Democrats are bracing for the court’s 6-3 conservative majority to deliver potentially blockbuster defeats but are already preparing to try to turn the losses into victories at the ballot box. Democrats are betting on polling trends that show that Americans support Roe v. Wade and tougher gun laws, especially in the vital and fluid suburbs.
Rep. Sean Patrick Maloney of New York, the campaign chair tasked with defending Democrats’ House majority, said Republicans “may live to regret it” if the Supreme Court majority they built reverses Roe.
“Anybody who understands how important reproductive freedom is would be outraged by overturning 50 years of settled law. It would be terrible for the country. And I think there would be a price to pay,” Maloney said. “People who contribute to that should be held accountable.”
Historical trends favor Republicans in the battle for the House and the Senate next year. The last two presidents suffered heavy losses for their parties in the first midterm elections. Democrats, who rely on a base of younger and nonwhite voters, tend to have sharper drop-offs in turnout when they control the White House.
“Turnout, turnout, turnout!” said Tyler Law, who was an aide to the House Democrats’ campaign arm in 2018.
“If you look back at past midterms where Democrats took an a-- whooping, it was largely because of huge drops in Democratic turnout,” he said. “Two massive decisions from the Supreme Court will up the stakes of the election and fight against any voter apathy that could hurt our side.”
For decades, abortion has been a political win-win for Republicans, galvanizing their base while lulling supporters of legal abortion into relative complacency because of a perceived unlikelihood of losing the right. Guns were once a winning issue for the GOP, but the rising frequency of mass shootings over the last decade has moved voters in favor of stricter laws, surveys show.
Mike Davis, a conservative strategist who has worked on Supreme Court nominations at the highest levels of the GOP, said he’d welcome a battle over the courts in the midterm election.
“As Hillary Clinton in 2016 and four former Senate Democrats in 2018 learned the hard way, focusing on the Supreme Court is a winning issue for Republicans,” Davis said, adding that it “unites and motivates conservatives” and “wins over independents.”
'A problem for Republicans'
In 2018, a heated fight over Supreme Court nominee Brett Kavanaugh fired up conservatives who believed he was mistreated over decades-old allegations of sexual misconduct. Last year, one week before the election, Republicans confirmed Amy Coney Barrett to replace the late liberal icon Ruth Bader Ginsburg, enabling conservative legal victories that once appeared unlikely.
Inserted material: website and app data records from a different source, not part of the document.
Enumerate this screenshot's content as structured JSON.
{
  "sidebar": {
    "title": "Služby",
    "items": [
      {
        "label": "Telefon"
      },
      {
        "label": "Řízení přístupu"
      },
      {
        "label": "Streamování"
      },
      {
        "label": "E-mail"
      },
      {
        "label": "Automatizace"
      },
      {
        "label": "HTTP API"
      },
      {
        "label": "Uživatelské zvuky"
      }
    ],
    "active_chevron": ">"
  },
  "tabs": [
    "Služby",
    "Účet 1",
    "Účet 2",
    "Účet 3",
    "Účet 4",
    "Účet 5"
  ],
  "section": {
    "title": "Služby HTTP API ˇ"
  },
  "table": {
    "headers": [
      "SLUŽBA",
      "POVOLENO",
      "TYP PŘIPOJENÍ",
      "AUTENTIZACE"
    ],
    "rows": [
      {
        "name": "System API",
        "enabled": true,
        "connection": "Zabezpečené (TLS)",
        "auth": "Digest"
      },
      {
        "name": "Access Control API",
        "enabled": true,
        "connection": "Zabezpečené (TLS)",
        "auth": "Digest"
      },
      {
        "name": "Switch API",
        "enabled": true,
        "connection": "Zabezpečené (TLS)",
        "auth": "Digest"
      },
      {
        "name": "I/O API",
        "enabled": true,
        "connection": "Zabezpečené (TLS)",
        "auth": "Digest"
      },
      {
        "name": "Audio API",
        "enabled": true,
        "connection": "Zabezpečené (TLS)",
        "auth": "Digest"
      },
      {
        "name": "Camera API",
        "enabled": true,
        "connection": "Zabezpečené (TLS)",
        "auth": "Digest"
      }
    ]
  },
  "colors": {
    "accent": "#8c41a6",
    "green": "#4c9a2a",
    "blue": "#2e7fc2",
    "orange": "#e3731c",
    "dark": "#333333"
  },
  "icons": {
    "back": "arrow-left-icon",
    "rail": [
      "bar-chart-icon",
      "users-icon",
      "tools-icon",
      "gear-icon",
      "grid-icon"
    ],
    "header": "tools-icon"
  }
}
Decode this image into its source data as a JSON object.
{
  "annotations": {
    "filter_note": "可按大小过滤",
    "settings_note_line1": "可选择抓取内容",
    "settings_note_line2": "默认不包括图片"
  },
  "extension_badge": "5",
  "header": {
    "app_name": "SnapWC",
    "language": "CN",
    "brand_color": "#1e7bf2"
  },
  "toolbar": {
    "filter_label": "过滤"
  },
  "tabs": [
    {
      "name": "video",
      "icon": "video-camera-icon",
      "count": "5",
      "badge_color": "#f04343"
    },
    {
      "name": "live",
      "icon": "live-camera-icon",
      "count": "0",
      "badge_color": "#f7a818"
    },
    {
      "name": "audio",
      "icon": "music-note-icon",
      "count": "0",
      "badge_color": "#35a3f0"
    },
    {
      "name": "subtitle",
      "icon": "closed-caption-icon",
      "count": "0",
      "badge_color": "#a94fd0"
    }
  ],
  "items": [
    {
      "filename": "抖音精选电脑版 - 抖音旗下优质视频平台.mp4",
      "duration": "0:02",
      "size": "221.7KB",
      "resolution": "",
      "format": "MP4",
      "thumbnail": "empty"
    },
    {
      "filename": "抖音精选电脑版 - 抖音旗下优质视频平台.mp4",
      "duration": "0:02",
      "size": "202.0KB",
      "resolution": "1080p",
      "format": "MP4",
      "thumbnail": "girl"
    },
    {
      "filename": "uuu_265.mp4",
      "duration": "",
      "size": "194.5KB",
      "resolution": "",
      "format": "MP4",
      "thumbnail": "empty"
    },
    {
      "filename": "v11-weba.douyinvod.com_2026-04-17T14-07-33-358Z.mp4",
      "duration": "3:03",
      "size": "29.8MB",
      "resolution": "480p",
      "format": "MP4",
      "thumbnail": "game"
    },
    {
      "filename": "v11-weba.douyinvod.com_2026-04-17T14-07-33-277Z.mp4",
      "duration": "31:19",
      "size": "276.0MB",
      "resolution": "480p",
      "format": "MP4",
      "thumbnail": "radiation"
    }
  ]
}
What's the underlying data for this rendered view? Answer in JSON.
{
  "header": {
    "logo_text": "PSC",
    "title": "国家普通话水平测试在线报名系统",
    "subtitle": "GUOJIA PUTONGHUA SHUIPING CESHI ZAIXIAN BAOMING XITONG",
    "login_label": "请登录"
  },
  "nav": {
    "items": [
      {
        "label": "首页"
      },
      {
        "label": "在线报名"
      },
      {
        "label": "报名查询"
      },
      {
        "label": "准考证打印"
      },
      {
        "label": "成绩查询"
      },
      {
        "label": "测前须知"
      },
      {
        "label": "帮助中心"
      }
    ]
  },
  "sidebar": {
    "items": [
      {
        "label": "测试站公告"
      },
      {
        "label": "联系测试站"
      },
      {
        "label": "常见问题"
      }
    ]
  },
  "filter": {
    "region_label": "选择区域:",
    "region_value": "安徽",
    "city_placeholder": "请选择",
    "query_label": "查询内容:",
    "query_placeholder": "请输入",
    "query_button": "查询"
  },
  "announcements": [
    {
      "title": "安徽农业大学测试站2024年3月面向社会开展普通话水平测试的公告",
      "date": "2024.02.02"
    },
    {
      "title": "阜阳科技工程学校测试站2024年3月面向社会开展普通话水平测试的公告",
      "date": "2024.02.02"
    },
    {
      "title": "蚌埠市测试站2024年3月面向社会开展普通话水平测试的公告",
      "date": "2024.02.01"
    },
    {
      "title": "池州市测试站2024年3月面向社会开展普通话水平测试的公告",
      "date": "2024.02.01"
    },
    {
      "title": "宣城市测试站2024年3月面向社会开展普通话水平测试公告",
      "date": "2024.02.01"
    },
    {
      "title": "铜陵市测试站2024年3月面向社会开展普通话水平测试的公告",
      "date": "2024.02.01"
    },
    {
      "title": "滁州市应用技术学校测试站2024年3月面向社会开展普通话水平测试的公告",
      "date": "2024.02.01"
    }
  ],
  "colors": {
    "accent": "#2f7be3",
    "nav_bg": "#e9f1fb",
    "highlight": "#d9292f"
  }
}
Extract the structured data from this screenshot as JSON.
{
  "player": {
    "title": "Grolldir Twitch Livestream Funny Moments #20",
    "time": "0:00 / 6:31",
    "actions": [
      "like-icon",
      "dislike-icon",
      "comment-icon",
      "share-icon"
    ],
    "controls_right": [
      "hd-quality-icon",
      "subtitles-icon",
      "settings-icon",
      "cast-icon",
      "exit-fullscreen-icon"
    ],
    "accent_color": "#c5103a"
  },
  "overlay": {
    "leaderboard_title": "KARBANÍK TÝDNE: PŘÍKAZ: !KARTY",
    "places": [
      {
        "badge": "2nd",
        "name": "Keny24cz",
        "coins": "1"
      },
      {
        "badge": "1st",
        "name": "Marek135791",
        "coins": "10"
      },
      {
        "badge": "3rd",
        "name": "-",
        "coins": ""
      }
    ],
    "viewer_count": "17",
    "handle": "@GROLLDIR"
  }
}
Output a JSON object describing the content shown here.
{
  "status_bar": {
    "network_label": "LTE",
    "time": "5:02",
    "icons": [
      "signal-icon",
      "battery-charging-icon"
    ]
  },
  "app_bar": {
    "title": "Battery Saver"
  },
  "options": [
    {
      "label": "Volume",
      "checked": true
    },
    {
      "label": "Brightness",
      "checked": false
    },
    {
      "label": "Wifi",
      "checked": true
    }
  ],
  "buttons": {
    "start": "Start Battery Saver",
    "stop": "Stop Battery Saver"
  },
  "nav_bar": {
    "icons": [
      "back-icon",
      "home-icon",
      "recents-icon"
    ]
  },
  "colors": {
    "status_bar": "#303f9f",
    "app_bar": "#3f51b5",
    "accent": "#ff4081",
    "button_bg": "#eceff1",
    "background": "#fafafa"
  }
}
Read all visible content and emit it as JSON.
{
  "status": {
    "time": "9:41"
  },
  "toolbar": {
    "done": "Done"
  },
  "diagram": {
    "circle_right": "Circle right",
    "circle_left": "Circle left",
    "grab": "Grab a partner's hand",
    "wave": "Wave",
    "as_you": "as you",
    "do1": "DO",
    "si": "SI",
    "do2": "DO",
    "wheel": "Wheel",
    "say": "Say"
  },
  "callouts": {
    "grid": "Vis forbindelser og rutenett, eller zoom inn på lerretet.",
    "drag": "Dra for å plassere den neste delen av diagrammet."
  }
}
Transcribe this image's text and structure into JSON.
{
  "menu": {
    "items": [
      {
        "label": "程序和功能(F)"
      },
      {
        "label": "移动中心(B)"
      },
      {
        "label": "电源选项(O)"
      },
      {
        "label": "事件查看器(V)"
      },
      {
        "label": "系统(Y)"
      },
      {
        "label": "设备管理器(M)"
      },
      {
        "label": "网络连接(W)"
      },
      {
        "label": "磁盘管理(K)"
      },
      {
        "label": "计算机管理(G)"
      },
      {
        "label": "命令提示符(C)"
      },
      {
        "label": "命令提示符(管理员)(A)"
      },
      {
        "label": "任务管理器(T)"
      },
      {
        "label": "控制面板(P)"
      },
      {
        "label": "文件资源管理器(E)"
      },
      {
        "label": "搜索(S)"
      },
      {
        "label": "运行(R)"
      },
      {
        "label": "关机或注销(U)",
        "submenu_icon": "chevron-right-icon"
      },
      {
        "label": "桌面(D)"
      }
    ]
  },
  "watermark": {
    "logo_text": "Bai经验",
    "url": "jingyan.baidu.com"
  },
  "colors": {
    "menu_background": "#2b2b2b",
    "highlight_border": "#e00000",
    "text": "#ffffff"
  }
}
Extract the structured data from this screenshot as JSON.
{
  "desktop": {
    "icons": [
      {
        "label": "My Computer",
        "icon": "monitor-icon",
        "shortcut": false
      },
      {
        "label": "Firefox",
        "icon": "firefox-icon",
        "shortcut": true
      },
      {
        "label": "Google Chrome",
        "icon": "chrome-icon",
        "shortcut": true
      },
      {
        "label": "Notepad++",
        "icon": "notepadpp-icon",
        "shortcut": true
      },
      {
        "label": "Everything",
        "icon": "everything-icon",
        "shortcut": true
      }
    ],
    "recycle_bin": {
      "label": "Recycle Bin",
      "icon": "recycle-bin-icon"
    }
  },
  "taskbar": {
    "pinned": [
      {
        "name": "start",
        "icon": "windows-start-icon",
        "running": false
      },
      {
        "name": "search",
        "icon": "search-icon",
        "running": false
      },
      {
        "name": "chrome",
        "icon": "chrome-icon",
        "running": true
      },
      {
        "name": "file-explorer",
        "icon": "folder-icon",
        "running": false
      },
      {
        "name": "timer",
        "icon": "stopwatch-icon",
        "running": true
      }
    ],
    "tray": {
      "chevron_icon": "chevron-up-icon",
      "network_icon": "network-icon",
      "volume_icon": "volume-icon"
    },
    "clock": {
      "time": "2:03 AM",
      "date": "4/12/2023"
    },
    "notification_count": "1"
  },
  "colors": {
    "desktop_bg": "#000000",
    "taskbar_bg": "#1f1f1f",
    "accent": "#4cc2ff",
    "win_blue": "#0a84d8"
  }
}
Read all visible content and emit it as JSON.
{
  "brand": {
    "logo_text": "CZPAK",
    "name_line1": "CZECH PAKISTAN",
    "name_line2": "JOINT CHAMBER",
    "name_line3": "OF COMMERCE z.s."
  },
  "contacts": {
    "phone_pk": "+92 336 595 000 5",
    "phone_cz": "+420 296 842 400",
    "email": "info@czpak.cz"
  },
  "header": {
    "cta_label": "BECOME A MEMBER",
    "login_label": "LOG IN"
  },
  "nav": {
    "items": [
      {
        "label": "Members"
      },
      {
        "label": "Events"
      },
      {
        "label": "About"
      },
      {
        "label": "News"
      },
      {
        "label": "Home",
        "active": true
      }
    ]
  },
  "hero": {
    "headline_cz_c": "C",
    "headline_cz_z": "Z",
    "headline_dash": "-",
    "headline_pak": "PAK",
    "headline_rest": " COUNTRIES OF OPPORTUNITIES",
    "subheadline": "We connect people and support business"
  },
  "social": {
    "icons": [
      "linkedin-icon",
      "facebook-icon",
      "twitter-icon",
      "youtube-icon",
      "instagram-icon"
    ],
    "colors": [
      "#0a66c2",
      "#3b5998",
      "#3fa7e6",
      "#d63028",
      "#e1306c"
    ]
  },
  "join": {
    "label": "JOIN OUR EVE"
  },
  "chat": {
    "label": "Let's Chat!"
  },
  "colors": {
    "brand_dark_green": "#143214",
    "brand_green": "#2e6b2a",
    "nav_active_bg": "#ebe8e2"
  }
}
"The American people are pro-choice and understand how important reproductive freedom is," said Rep. Katherine Clark, D-Mass., the second-highest-ranking woman in House leadership. "The American people want to reduce gun violence and make a difference. And so we will see what happens with the Supreme Court. But I think if they were to rule against the will of the American people on those two fundamental issues, that is going to be a problem for Republicans in the fall of 2022."
One case is about the constitutionality of a Mississippi law that would ban most abortions after 15 weeks of pregnancy, going to the heart of Roe v. Wade and its subsequent precedents. In the gun case, the court will decide whether the Second Amendment provides a right to carry a handgun outside the home. The justices will hear both this fall, with decisions expected by the end of June 2022.
President Joe Biden faces a restive progressive flank that is pushing to add four seats to the Supreme Court in response to scorched-earth Republican tactics to cement a conservative majority. In response, he has created a commission with a broad ideological range of voices to study the structure of the court and recommend changes.
A Republican Senate campaign aide predicted that the rulings on guns and abortion would elevate the voices on the left calling to expand the Supreme Court, saying it would enable Republican candidates to run against "court packing," which is unpopular.
Other conservatives downplay the political impact of the cases, suggesting that the outcomes are uncertain and that the justices may take incremental steps with consequences unlikely to be felt broadly or quickly by voters.
“It’s difficult to look into the future and predict how the court might rule on either issue, let alone what the political reaction would be,” said Dan Eberhart, an oil and gas executive who is a major Republican donor. “I have a hard time believing the court will go so far as overturning Roe v. Wade, and even if they do, that doesn’t mean abortions would become illegal overnight.
“Both sides are sure to use these issues to mobilize their base and increase turnout,” he said. “Expect lots of loud, obnoxious, half-truthful campaign ads and fundraising appeals.”